WHAT TO DO: Return all lines below containing the word "Kann".

-- EXERCISE INPUTS follows --

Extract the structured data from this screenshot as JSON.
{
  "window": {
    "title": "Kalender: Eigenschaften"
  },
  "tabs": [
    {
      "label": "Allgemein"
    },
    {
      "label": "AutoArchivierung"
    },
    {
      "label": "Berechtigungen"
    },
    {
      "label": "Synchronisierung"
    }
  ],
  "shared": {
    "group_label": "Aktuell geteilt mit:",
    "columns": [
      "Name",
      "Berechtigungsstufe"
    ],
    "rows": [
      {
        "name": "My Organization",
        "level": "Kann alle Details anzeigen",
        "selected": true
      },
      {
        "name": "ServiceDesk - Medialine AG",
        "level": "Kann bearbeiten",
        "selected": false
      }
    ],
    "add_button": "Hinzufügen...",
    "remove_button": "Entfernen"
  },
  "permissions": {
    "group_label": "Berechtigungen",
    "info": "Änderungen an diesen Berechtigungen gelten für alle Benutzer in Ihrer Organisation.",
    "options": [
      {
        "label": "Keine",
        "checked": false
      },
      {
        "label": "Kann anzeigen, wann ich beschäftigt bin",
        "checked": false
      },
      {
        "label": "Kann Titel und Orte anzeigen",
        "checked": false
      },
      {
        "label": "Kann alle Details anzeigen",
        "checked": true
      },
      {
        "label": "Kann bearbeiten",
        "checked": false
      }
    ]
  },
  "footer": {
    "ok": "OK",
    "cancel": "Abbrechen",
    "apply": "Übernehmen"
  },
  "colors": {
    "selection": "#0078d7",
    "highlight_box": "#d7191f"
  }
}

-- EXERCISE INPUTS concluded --

OUTPUT OF THE EXERCISE:
        "level": "Kann alle Details anzeigen",
        "level": "Kann bearbeiten",
        "label": "Kann anzeigen, wann ich beschäftigt bin",
        "label": "Kann Titel und Orte anzeigen",
        "label": "Kann alle Details anzeigen",
        "label": "Kann bearbeiten",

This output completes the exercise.